    • Costs relative to competitors’ costs

    • Products or services that satisfy buyer expectations

    • Ability to benefit from strategic fits with sibling businesses

    • Number and caliber of strategic alliances and collaborative partnerships

    • Brand image and reputation

    • Competitively valuable capabilities

    • Profitability relative to competitors

    Strategy Implications of the Attractiveness/Strength Matrix
    Strategy Implications of the
    Attractiveness/Strength Matrix
    • Businesses in the upper left corner

      • Receive top investment priority

      • Strategic prescription: grow and build

  • Businesses in the three diagonal cells

    • Are given medium investment priority

    • Some businesses have brighter or dimmer prospects than others.

  • Businesses in the lower right corner

    • Are candidates for divestiture or to be harvested to take cash out of the business

  • Step 3: Determining the Competitive Value of Strategic Fit in Multibusiness Companies
    Step 3: Determining the Competitive
    Value of Strategic Fit in
    Multibusiness Companies

    Value chain matchups offer competitive value/advantage when there are:

    • Opportunities to combine the performance of certain activities, thereby reducing costs and capturing economies of scope.

    • Opportunities to transfer skills, technology, or intellectual capital from one business to another.

    • Opportunities to share a respected brand name across multiple product and/or service categories.

    Step 4: Evaluating Resource Fit
    Step 4: Evaluating Resource Fit

    A diversified firm’s lineup of businesses exhibits good resource fit when:

    • 1. Each of a firm’s businesses, individually, strengthen the firm’s overall mix of resources and capabilities

    • 2. A firm has sufficient resources to support its entire group of businesses without spreading itself too thin

    Determining Financial Resource Fit
    Determining Financial Resource Fit

    Use a portfolio approach to determine the firm’s internal capital market requirements:

    • Which business units are cash hogs in need of capital funds to maintain growth and expansion?

    • Which business units are cash cows with capital surpluses available to fund growth and reinvestment?

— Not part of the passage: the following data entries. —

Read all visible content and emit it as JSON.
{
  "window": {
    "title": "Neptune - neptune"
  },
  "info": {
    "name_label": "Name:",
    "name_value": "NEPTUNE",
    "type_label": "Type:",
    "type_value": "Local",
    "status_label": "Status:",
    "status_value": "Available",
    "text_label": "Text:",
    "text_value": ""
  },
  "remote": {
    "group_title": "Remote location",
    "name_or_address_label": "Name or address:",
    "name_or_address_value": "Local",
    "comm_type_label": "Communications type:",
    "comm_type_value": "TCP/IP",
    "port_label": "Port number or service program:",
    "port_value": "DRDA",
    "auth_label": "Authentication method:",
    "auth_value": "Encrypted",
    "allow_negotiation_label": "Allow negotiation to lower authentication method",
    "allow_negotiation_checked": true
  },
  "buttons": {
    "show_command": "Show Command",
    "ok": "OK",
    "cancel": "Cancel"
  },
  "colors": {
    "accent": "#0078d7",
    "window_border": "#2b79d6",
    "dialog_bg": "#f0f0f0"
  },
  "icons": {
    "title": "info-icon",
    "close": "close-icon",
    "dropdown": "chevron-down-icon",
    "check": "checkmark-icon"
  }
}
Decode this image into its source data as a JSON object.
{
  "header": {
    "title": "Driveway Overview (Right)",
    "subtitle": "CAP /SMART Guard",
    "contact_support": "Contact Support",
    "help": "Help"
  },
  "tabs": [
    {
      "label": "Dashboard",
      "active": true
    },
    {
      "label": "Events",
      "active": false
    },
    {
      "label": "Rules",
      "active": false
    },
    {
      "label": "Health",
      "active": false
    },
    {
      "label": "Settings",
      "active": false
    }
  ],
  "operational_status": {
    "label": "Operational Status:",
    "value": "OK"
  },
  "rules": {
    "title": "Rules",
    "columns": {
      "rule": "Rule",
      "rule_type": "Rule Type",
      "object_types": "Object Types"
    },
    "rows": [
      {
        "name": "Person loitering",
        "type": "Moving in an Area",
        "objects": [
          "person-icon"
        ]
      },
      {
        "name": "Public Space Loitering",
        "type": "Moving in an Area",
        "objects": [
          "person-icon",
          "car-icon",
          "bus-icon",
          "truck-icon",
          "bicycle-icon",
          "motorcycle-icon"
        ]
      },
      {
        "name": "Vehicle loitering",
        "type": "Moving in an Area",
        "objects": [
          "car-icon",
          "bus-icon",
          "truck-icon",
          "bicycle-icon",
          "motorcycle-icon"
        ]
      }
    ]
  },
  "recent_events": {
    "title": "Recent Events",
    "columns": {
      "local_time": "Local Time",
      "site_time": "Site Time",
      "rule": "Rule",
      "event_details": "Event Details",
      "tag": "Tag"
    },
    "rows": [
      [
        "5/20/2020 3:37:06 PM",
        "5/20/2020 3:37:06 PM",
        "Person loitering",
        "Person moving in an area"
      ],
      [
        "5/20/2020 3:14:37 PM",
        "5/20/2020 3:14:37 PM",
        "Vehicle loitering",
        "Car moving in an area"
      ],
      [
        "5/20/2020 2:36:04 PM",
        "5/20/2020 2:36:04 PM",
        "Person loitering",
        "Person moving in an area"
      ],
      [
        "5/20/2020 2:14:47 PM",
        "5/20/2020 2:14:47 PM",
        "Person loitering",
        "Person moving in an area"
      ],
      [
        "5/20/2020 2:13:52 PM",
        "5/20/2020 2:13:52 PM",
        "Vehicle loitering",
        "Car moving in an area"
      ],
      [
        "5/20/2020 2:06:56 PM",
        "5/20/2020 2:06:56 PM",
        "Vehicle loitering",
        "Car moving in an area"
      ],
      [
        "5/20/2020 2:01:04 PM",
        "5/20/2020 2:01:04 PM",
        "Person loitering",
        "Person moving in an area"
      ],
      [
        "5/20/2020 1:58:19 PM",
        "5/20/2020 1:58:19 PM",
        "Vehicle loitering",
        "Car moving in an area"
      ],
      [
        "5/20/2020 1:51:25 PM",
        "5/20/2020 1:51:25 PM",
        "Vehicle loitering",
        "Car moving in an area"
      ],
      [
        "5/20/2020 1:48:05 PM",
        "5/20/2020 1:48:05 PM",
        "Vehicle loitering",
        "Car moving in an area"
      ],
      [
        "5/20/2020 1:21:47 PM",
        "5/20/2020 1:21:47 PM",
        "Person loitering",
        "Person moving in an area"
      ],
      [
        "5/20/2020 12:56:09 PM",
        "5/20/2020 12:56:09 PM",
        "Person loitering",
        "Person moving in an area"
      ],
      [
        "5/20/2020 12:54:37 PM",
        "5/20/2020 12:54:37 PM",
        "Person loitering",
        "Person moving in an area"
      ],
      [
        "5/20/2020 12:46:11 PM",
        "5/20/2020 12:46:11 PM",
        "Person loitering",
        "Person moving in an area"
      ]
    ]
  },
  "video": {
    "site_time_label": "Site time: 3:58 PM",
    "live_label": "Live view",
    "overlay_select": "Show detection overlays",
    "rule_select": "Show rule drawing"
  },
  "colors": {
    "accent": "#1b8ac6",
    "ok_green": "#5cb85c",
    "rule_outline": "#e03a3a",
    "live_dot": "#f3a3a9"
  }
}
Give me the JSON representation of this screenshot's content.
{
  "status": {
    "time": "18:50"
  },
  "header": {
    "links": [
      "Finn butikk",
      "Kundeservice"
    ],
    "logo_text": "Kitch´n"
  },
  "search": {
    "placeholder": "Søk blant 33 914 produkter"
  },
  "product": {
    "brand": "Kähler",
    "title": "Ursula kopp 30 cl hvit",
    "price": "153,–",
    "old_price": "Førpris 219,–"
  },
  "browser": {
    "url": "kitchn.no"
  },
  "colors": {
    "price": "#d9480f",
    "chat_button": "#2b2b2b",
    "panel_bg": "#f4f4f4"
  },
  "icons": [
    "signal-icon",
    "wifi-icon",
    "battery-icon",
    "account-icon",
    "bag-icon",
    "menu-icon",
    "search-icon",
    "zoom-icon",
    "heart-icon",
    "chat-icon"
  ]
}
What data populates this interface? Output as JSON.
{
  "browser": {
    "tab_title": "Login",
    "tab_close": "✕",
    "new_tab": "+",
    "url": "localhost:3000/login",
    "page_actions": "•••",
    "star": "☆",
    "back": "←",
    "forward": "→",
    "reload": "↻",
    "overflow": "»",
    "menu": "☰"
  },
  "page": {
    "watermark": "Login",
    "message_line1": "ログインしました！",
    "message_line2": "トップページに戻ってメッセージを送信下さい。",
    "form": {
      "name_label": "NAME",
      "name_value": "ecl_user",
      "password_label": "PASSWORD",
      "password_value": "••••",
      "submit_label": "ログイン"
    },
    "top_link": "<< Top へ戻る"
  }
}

    Assessing the portfolio’s overall condition:

    • Which businesses are (or are not) capable of contributing to achieving companywide performance targets?

    • Does the firm have the financial strength to fund all of its businesses and maintain a healthy credit rating?

    Examining a Firm’s Nonfinancial Resource Fits
    Examining a Firm’s
    Nonfinancial Resource Fits
    • A diversified firm must ensure that it can meet the

    nonfinancial resource needs of its portfolio of

    businesses:

    • Does the firm presently have or can it develop the specific resources and capabilities (e.g., managerial talent, technology and information systems, and marketing support) needed to be successful in each of its businesses?

    • Are the firm’s resources being stretched too thinly by the

    requirements of one or more of its present businesses?

    • Have recent acquisitions strengthened the firm’s collection of resources or are they overtaxing management’s ability to assimilate and oversee the expanded firm’s businesses?

    Step 5: Ranking Business Units and Setting a Priority for Resource Allocation
    Step 5: Ranking Business Units and
    Setting a Priority for Resource Allocation
    • Factors to consider in judging business-unit performance:

      • Sales growth

      • Profit growth

      • Contribution to company earnings

      • Cash flow generation

      • Return on capital employed in business

    Step 6: Crafting New Strategic Moves to Improve Overall Corporate Performance
    Step 6: Crafting New Strategic Moves to
    Improve Overall Corporate Performance
    • 1. Stick with existing business lineup and pursue opportunities it presents

    • 2. Broaden the firm’s business scope by making acquisitions in new industries

    • 3. Divest some businesses and retrench to a narrower base of business operations

    • 4. Restructure the firm’s business lineup to put a new face on its business makeup